··· Input data
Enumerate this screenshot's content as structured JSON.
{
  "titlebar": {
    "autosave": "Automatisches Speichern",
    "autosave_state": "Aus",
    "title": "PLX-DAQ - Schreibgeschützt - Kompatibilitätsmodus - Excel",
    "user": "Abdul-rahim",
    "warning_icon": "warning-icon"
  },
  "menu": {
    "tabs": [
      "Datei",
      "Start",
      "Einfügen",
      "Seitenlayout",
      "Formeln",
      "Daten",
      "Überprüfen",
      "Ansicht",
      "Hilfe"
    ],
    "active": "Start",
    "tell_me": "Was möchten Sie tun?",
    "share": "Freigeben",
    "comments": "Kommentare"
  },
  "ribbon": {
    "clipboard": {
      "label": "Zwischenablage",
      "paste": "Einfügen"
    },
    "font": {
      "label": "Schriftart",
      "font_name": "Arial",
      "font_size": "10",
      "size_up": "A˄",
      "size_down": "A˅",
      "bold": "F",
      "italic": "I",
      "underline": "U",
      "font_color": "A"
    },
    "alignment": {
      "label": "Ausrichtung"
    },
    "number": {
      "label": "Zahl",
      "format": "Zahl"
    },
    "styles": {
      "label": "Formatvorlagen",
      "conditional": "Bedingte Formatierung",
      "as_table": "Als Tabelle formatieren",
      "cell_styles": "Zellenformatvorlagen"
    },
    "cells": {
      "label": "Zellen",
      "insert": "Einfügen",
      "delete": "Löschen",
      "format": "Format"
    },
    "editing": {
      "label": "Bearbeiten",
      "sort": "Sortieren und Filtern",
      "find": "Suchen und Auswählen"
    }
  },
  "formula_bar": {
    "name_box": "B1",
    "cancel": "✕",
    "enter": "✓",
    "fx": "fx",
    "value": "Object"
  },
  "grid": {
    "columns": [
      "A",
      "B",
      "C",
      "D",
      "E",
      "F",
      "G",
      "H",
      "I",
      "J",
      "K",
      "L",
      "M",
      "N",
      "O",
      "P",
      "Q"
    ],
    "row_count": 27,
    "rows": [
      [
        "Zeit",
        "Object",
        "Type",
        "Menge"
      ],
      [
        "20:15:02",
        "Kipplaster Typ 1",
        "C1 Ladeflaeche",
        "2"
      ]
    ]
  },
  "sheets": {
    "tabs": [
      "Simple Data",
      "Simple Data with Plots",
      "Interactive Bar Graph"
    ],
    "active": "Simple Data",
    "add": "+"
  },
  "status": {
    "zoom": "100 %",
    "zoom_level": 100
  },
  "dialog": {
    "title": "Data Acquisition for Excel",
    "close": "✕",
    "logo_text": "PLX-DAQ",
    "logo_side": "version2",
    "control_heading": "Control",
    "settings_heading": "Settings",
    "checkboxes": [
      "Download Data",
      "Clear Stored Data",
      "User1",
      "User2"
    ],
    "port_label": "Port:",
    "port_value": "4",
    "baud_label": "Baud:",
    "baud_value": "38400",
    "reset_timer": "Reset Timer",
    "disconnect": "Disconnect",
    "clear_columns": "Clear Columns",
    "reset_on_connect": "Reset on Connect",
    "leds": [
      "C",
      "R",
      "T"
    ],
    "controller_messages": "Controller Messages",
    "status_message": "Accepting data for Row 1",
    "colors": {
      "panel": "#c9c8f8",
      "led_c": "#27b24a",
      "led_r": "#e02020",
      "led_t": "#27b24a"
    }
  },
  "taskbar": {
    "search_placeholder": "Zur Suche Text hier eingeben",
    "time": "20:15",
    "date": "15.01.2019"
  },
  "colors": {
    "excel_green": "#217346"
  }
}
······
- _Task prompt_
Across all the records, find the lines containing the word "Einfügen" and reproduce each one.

- _Worked solution_
      "Einfügen",
      "paste": "Einfügen"
      "insert": "Einfügen",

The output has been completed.